How many students can your courses handle? Think about time for discussion, presentations, field work, and access to facilities. What are the typical enrollment limits for such a course on campus? How might this need to be changed abroad?
How many students can you handle? This answer will be determined in part by your level of comfort with the host site, your support system at the host site, and your ability to handle multiple students' problems.
What program model works best for your site and courses?

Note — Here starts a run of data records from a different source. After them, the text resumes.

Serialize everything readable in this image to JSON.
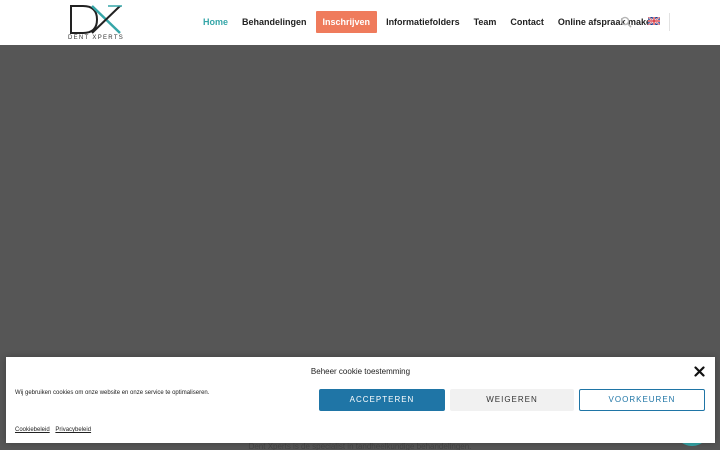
{
  "header": {
    "logo_text": "DENT XPERTS",
    "nav": [
      {
        "label": "Home",
        "state": "active"
      },
      {
        "label": "Behandelingen",
        "state": "normal"
      },
      {
        "label": "Inschrijven",
        "state": "highlight"
      },
      {
        "label": "Informatiefolders",
        "state": "normal"
      },
      {
        "label": "Team",
        "state": "normal"
      },
      {
        "label": "Contact",
        "state": "normal"
      },
      {
        "label": "Online afspraak maken",
        "state": "normal"
      }
    ],
    "search_icon": "search-icon",
    "language_icon": "uk-flag-icon"
  },
  "page": {
    "intro_text": "Dent Xperts is de specialist in tandheelkundige behandelingen."
  },
  "cookie_banner": {
    "title": "Beheer cookie toestemming",
    "message": "Wij gebruiken cookies om onze website en onze service te optimaliseren.",
    "accept_label": "ACCEPTEREN",
    "deny_label": "WEIGEREN",
    "preferences_label": "VOORKEUREN",
    "links": [
      "Cookiebeleid",
      "Privacybeleid"
    ],
    "close_icon": "close-icon"
  },
  "colors": {
    "accent": "#35a6a8",
    "highlight": "#ef7b5c",
    "button_primary": "#1f75a6",
    "hero_background": "#565656"
  }
}
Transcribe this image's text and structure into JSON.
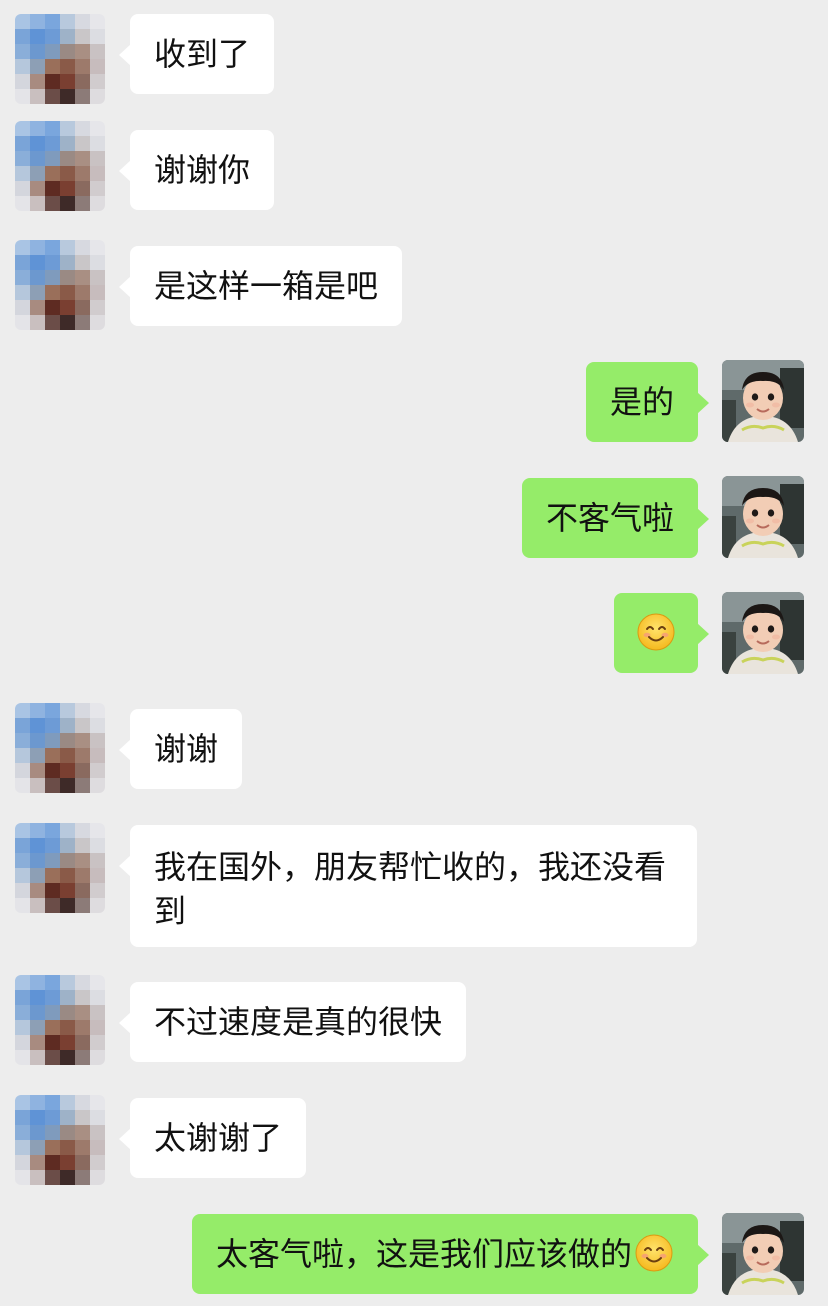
{
  "messages": [
    {
      "side": "left",
      "text": "收到了"
    },
    {
      "side": "left",
      "text": "谢谢你"
    },
    {
      "side": "left",
      "text": "是这样一箱是吧"
    },
    {
      "side": "right",
      "text": "是的"
    },
    {
      "side": "right",
      "text": "不客气啦"
    },
    {
      "side": "right",
      "text": "",
      "emoji": "smiling-face-emoji"
    },
    {
      "side": "left",
      "text": "谢谢"
    },
    {
      "side": "left",
      "text": "我在国外，朋友帮忙收的，我还没看到"
    },
    {
      "side": "left",
      "text": "不过速度是真的很快"
    },
    {
      "side": "left",
      "text": "太谢谢了"
    },
    {
      "side": "right",
      "text": "太客气啦，这是我们应该做的",
      "emoji": "smiling-face-emoji"
    }
  ],
  "colors": {
    "background": "#ededed",
    "incoming_bubble": "#ffffff",
    "outgoing_bubble": "#95ec69",
    "text": "#111111"
  },
  "icons": {
    "incoming_avatar": "pixelated-avatar",
    "outgoing_avatar": "baby-photo-avatar",
    "emoji": "smiling-face-emoji"
  }
}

In keeping with the Standards of Good Practice for Short-Term Education Abroad Programs (5th ed., 2015) faculty should design programs around one or two primary locations which are closely linked to the program's academic content, and with short, class-related excursions originating from those locations as necessary. Programs which involve multiple in-country or intra-country flights and/or long bus rides are often more expensive than more stationary programs and do not grant students the same opportunities to become well-acquainted with a particular site and its inhabitants. In addition, extensive travel increases the risk of serious disruptions in the program itinerary (for example due to weather or strikes), as well as unduly complicates the management of student crises (because the group must be prepared to move on to the next location). If it is safe to do so, faculty directors may build a small number of free days into their program itinerary (typically 2-3) during which students and faculty may choose to travel on their own and at their own expense if they wish.
Can everyone afford it - faculty, students, OIP?
Will the program fee be reasonable? Students on AU's programs pay tuition and a program fee which will differ from program to program (consisting of airfare, housing, excursions, meals [if you choose to include them], ground transportation, site-specific fees [exit tax, visa], etc.). You have no control over tuition, nor do you have much control over costs at your host site, but keep in mind that many of the choices you make about your program will impact the program fee. For example, extra travel (particularly intra-country flights) increases program costs. Not including meals or local ground transportation (subway pass) in the program fee will help keep the fee low, but students may not appreciate paying these "hidden costs" in addition to the program fee.
How do I submit a proposal?